▶ Exercise directions
Nothing should differ between your answer and the records.

Records provided: Begin

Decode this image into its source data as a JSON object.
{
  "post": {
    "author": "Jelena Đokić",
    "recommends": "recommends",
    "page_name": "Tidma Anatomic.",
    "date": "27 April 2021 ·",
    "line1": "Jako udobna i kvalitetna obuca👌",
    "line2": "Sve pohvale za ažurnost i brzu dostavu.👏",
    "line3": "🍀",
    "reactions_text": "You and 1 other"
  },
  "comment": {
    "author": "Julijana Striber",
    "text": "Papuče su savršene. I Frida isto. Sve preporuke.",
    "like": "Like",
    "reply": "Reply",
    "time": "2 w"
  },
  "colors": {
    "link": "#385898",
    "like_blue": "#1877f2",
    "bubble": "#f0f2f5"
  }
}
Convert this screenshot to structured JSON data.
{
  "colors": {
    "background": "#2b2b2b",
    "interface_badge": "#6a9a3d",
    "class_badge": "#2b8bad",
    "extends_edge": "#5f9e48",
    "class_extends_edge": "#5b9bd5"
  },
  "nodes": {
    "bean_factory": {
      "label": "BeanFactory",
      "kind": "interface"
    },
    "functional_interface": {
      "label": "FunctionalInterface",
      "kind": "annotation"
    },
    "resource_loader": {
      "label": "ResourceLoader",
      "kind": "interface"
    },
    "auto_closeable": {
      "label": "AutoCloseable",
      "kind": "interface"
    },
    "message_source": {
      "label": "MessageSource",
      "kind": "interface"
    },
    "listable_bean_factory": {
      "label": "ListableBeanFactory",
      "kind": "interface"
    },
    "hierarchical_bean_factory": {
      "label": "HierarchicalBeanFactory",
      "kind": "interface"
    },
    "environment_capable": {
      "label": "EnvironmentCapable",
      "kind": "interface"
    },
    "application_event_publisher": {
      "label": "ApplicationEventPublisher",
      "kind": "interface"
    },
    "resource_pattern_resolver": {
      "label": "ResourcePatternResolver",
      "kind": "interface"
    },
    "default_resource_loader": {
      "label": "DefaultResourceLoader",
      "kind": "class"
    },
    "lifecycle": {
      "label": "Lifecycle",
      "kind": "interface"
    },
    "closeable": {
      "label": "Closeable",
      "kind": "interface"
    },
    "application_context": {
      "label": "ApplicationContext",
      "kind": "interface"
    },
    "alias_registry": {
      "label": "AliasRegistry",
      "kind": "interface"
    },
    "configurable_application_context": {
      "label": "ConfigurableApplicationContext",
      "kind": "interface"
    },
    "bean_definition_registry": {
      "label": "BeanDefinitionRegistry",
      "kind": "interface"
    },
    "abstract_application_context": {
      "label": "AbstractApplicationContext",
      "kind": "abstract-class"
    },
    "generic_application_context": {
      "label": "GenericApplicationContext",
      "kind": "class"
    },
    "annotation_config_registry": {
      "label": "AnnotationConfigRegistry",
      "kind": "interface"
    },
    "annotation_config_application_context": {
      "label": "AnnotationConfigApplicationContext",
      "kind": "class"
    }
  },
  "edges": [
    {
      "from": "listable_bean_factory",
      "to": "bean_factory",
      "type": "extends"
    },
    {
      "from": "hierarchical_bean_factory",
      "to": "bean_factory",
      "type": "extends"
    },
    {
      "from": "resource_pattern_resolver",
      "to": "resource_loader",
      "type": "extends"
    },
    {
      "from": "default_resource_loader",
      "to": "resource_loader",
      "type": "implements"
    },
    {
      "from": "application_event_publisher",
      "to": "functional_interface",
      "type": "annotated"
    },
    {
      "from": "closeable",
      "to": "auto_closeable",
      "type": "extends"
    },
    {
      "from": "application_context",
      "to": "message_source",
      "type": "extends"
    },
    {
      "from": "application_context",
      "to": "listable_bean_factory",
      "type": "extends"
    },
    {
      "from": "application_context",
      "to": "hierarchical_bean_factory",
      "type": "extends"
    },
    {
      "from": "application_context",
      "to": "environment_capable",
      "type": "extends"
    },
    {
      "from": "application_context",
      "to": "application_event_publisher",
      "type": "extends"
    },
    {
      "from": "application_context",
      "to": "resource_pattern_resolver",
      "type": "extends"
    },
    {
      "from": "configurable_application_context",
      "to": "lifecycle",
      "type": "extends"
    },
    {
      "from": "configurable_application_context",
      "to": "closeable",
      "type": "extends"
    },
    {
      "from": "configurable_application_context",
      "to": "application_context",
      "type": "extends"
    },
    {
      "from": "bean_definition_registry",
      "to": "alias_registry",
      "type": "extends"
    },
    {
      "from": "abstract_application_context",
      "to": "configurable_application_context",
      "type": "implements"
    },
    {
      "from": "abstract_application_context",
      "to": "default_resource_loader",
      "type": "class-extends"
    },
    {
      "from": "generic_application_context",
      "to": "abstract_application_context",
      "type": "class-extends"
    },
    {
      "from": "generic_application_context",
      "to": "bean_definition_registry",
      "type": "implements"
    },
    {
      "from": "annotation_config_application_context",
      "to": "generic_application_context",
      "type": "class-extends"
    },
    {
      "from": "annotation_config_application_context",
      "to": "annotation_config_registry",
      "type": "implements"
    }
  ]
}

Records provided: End

▶ Completed task
Decode this image into its source data as a JSON object.
{
  "post": {
    "author": "Jelena Đokić",
    "recommends": "recommends",
    "page_name": "Tidma Anatomic.",
    "date": "27 April 2021 ·",
    "line1": "Jako udobna i kvalitetna obuca👌",
    "line2": "Sve pohvale za ažurnost i brzu dostavu.👏",
    "line3": "🍀",
    "reactions_text": "You and 1 other"
  },
  "comment": {
    "author": "Julijana Striber",
    "text": "Papuče su savršene. I Frida isto. Sve preporuke.",
    "like": "Like",
    "reply": "Reply",
    "time": "2 w"
  },
  "colors": {
    "link": "#385898",
    "like_blue": "#1877f2",
    "bubble": "#f0f2f5"
  }
}
Convert this screenshot to structured JSON data.
{
  "colors": {
    "background": "#2b2b2b",
    "interface_badge": "#6a9a3d",
    "class_badge": "#2b8bad",
    "extends_edge": "#5f9e48",
    "class_extends_edge": "#5b9bd5"
  },
  "nodes": {
    "bean_factory": {
      "label": "BeanFactory",
      "kind": "interface"
    },
    "functional_interface": {
      "label": "FunctionalInterface",
      "kind": "annotation"
    },
    "resource_loader": {
      "label": "ResourceLoader",
      "kind": "interface"
    },
    "auto_closeable": {
      "label": "AutoCloseable",
      "kind": "interface"
    },
    "message_source": {
      "label": "MessageSource",
      "kind": "interface"
    },
    "listable_bean_factory": {
      "label": "ListableBeanFactory",
      "kind": "interface"
    },
    "hierarchical_bean_factory": {
      "label": "HierarchicalBeanFactory",
      "kind": "interface"
    },
    "environment_capable": {
      "label": "EnvironmentCapable",
      "kind": "interface"
    },
    "application_event_publisher": {
      "label": "ApplicationEventPublisher",
      "kind": "interface"
    },
    "resource_pattern_resolver": {
      "label": "ResourcePatternResolver",
      "kind": "interface"
    },
    "default_resource_loader": {
      "label": "DefaultResourceLoader",
      "kind": "class"
    },
    "lifecycle": {
      "label": "Lifecycle",
      "kind": "interface"
    },
    "closeable": {
      "label": "Closeable",
      "kind": "interface"
    },
    "application_context": {
      "label": "ApplicationContext",
      "kind": "interface"
    },
    "alias_registry": {
      "label": "AliasRegistry",
      "kind": "interface"
    },
    "configurable_application_context": {
      "label": "ConfigurableApplicationContext",
      "kind": "interface"
    },
    "bean_definition_registry": {
      "label": "BeanDefinitionRegistry",
      "kind": "interface"
    },
    "abstract_application_context": {
      "label": "AbstractApplicationContext",
      "kind": "abstract-class"
    },
    "generic_application_context": {
      "label": "GenericApplicationContext",
      "kind": "class"
    },
    "annotation_config_registry": {
      "label": "AnnotationConfigRegistry",
      "kind": "interface"
    },
    "annotation_config_application_context": {
      "label": "AnnotationConfigApplicationContext",
      "kind": "class"
    }
  },
  "edges": [
    {
      "from": "listable_bean_factory",
      "to": "bean_factory",
      "type": "extends"
    },
    {
      "from": "hierarchical_bean_factory",
      "to": "bean_factory",
      "type": "extends"
    },
    {
      "from": "resource_pattern_resolver",
      "to": "resource_loader",
      "type": "extends"
    },
    {
      "from": "default_resource_loader",
      "to": "resource_loader",
      "type": "implements"
    },
    {
      "from": "application_event_publisher",
      "to": "functional_interface",
      "type": "annotated"
    },
    {
      "from": "closeable",
      "to": "auto_closeable",
      "type": "extends"
    },
    {
      "from": "application_context",
      "to": "message_source",
      "type": "extends"
    },
    {
      "from": "application_context",
      "to": "listable_bean_factory",
      "type": "extends"
    },
    {
      "from": "application_context",
      "to": "hierarchical_bean_factory",
      "type": "extends"
    },
    {
      "from": "application_context",
      "to": "environment_capable",
      "type": "extends"
    },
    {
      "from": "application_context",
      "to": "application_event_publisher",
      "type": "extends"
    },
    {
      "from": "application_context",
      "to": "resource_pattern_resolver",
      "type": "extends"
    },
    {
      "from": "configurable_application_context",
      "to": "lifecycle",
      "type": "extends"
    },
    {
      "from": "configurable_application_context",
      "to": "closeable",
      "type": "extends"
    },
    {
      "from": "configurable_application_context",
      "to": "application_context",
      "type": "extends"
    },
    {
      "from": "bean_definition_registry",
      "to": "alias_registry",
      "type": "extends"
    },
    {
      "from": "abstract_application_context",
      "to": "configurable_application_context",
      "type": "implements"
    },
    {
      "from": "abstract_application_context",
      "to": "default_resource_loader",
      "type": "class-extends"
    },
    {
      "from": "generic_application_context",
      "to": "abstract_application_context",
      "type": "class-extends"
    },
    {
      "from": "generic_application_context",
      "to": "bean_definition_registry",
      "type": "implements"
    },
    {
      "from": "annotation_config_application_context",
      "to": "generic_application_context",
      "type": "class-extends"
    },
    {
      "from": "annotation_config_application_context",
      "to": "annotation_config_registry",
      "type": "implements"
    }
  ]
}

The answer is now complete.